Requirement:
Images are to be excluded, and the rest of the data repeated exactly.

Task data:
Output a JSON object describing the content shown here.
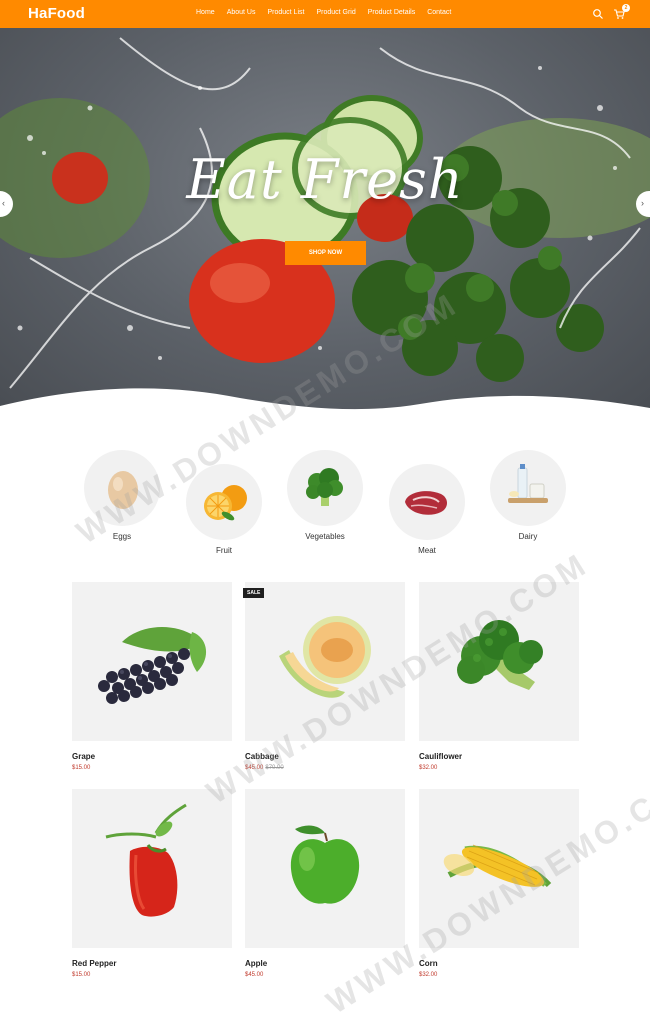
{
  "header": {
    "logo": "HaFood",
    "nav": [
      "Home",
      "About Us",
      "Product List",
      "Product Grid",
      "Product Details",
      "Contact"
    ],
    "cart_count": "2",
    "accent": "#ff8a00"
  },
  "hero": {
    "title": "Eat Fresh",
    "button": "SHOP NOW"
  },
  "categories": [
    {
      "label": "Eggs",
      "icon": "egg-icon"
    },
    {
      "label": "Fruit",
      "icon": "orange-icon"
    },
    {
      "label": "Vegetables",
      "icon": "broccoli-icon"
    },
    {
      "label": "Meat",
      "icon": "meat-icon"
    },
    {
      "label": "Dairy",
      "icon": "milk-icon"
    }
  ],
  "products": [
    {
      "name": "Grape",
      "price": "$15.00",
      "old_price": "",
      "badge": "",
      "image": "grape-image"
    },
    {
      "name": "Cabbage",
      "price": "$45.00",
      "old_price": "$70.00",
      "badge": "SALE",
      "image": "melon-image"
    },
    {
      "name": "Cauliflower",
      "price": "$32.00",
      "old_price": "",
      "badge": "",
      "image": "broccoli-image"
    },
    {
      "name": "Red Pepper",
      "price": "$15.00",
      "old_price": "",
      "badge": "",
      "image": "red-pepper-image"
    },
    {
      "name": "Apple",
      "price": "$45.00",
      "old_price": "",
      "badge": "",
      "image": "apple-image"
    },
    {
      "name": "Corn",
      "price": "$32.00",
      "old_price": "",
      "badge": "",
      "image": "corn-image"
    }
  ],
  "watermark": "WWW.DOWNDEMO.COM"
}
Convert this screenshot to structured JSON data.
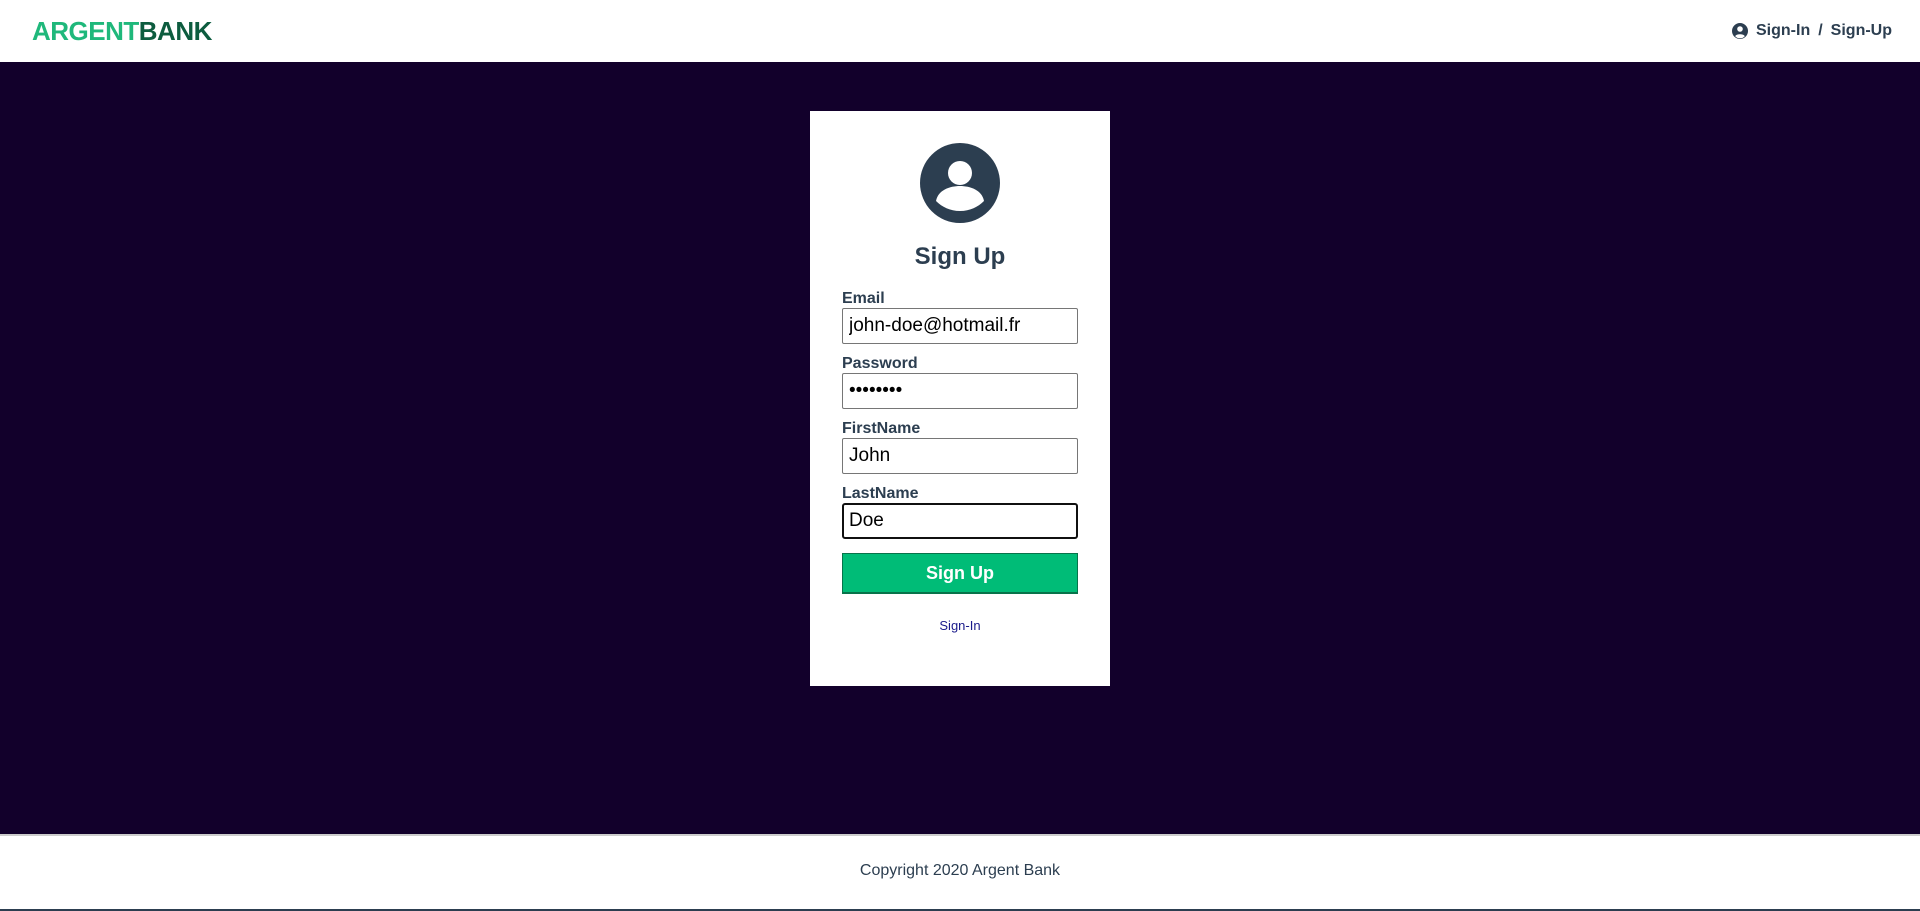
{
  "header": {
    "logo": {
      "part1": "ARGENT",
      "part2": "BANK"
    },
    "nav": {
      "icon": "user-circle-icon",
      "signin_label": "Sign-In",
      "separator": "/",
      "signup_label": "Sign-Up"
    }
  },
  "card": {
    "avatar_icon": "user-circle-icon",
    "title": "Sign Up",
    "fields": {
      "email": {
        "label": "Email",
        "value": "john-doe@hotmail.fr"
      },
      "password": {
        "label": "Password",
        "value": "••••••••"
      },
      "firstname": {
        "label": "FirstName",
        "value": "John"
      },
      "lastname": {
        "label": "LastName",
        "value": "Doe"
      }
    },
    "submit_label": "Sign Up",
    "signin_link": "Sign-In"
  },
  "footer": {
    "text": "Copyright 2020 Argent Bank"
  },
  "colors": {
    "brand_green": "#00bc77",
    "logo_dark_green": "#0d5c3f",
    "main_background": "#12002b",
    "text_dark": "#2c3e50"
  }
}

Result:
Output a JSON object describing the content shown here.
{
  "header": {
    "logo": "HaFood",
    "nav": [
      "Home",
      "About Us",
      "Product List",
      "Product Grid",
      "Product Details",
      "Contact"
    ],
    "cart_count": "2",
    "accent": "#ff8a00"
  },
  "hero": {
    "title": "Eat Fresh",
    "button": "SHOP NOW"
  },
  "categories": [
    {
      "label": "Eggs",
      "icon": "egg-icon"
    },
    {
      "label": "Fruit",
      "icon": "orange-icon"
    },
    {
      "label": "Vegetables",
      "icon": "broccoli-icon"
    },
    {
      "label": "Meat",
      "icon": "meat-icon"
    },
    {
      "label": "Dairy",
      "icon": "milk-icon"
    }
  ],
  "products": [
    {
      "name": "Grape",
      "price": "$15.00",
      "old_price": "",
      "badge": "",
      "image": "grape-image"
    },
    {
      "name": "Cabbage",
      "price": "$45.00",
      "old_price": "$70.00",
      "badge": "SALE",
      "image": "melon-image"
    },
    {
      "name": "Cauliflower",
      "price": "$32.00",
      "old_price": "",
      "badge": "",
      "image": "broccoli-image"
    },
    {
      "name": "Red Pepper",
      "price": "$15.00",
      "old_price": "",
      "badge": "",
      "image": "red-pepper-image"
    },
    {
      "name": "Apple",
      "price": "$45.00",
      "old_price": "",
      "badge": "",
      "image": "apple-image"
    },
    {
      "name": "Corn",
      "price": "$32.00",
      "old_price": "",
      "badge": "",
      "image": "corn-image"
    }
  ],
  "watermark": "WWW.DOWNDEMO.COM"
}
Convert this screenshot to structured JSON data.
{
  "header": {
    "logo": {
      "part1": "ARGENT",
      "part2": "BANK"
    },
    "nav": {
      "icon": "user-circle-icon",
      "signin_label": "Sign-In",
      "separator": "/",
      "signup_label": "Sign-Up"
    }
  },
  "card": {
    "avatar_icon": "user-circle-icon",
    "title": "Sign Up",
    "fields": {
      "email": {
        "label": "Email",
        "value": "john-doe@hotmail.fr"
      },
      "password": {
        "label": "Password",
        "value": "••••••••"
      },
      "firstname": {
        "label": "FirstName",
        "value": "John"
      },
      "lastname": {
        "label": "LastName",
        "value": "Doe"
      }
    },
    "submit_label": "Sign Up",
    "signin_link": "Sign-In"
  },
  "footer": {
    "text": "Copyright 2020 Argent Bank"
  },
  "colors": {
    "brand_green": "#00bc77",
    "logo_dark_green": "#0d5c3f",
    "main_background": "#12002b",
    "text_dark": "#2c3e50"
  }
}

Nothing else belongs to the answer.